EXERCISE DIRECTIONS:
When every entry has been read, print each one back exactly.

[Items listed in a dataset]

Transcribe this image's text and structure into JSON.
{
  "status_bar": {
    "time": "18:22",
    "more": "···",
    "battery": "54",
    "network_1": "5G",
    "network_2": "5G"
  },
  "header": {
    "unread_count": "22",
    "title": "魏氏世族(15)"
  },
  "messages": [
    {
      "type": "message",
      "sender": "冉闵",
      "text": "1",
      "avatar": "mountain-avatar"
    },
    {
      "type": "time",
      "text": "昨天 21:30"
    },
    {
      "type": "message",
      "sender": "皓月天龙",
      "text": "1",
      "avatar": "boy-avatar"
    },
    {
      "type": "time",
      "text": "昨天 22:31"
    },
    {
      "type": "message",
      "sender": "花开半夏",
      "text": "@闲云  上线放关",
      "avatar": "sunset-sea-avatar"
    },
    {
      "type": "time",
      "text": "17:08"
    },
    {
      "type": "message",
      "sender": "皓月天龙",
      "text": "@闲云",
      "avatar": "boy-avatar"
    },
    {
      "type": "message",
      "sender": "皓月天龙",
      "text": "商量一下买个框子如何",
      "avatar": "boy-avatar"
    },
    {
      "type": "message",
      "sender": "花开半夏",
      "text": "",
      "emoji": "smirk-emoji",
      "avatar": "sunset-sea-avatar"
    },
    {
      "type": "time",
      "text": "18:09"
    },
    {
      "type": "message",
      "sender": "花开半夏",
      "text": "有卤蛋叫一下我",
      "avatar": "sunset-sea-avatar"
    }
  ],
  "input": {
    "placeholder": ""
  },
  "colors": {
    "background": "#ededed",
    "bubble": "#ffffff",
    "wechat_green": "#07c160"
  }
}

EXERCISE RESULT:
Transcribe this image's text and structure into JSON.
{
  "status_bar": {
    "time": "18:22",
    "more": "···",
    "battery": "54",
    "network_1": "5G",
    "network_2": "5G"
  },
  "header": {
    "unread_count": "22",
    "title": "魏氏世族(15)"
  },
  "messages": [
    {
      "type": "message",
      "sender": "冉闵",
      "text": "1",
      "avatar": "mountain-avatar"
    },
    {
      "type": "time",
      "text": "昨天 21:30"
    },
    {
      "type": "message",
      "sender": "皓月天龙",
      "text": "1",
      "avatar": "boy-avatar"
    },
    {
      "type": "time",
      "text": "昨天 22:31"
    },
    {
      "type": "message",
      "sender": "花开半夏",
      "text": "@闲云  上线放关",
      "avatar": "sunset-sea-avatar"
    },
    {
      "type": "time",
      "text": "17:08"
    },
    {
      "type": "message",
      "sender": "皓月天龙",
      "text": "@闲云",
      "avatar": "boy-avatar"
    },
    {
      "type": "message",
      "sender": "皓月天龙",
      "text": "商量一下买个框子如何",
      "avatar": "boy-avatar"
    },
    {
      "type": "message",
      "sender": "花开半夏",
      "text": "",
      "emoji": "smirk-emoji",
      "avatar": "sunset-sea-avatar"
    },
    {
      "type": "time",
      "text": "18:09"
    },
    {
      "type": "message",
      "sender": "花开半夏",
      "text": "有卤蛋叫一下我",
      "avatar": "sunset-sea-avatar"
    }
  ],
  "input": {
    "placeholder": ""
  },
  "colors": {
    "background": "#ededed",
    "bubble": "#ffffff",
    "wechat_green": "#07c160"
  }
}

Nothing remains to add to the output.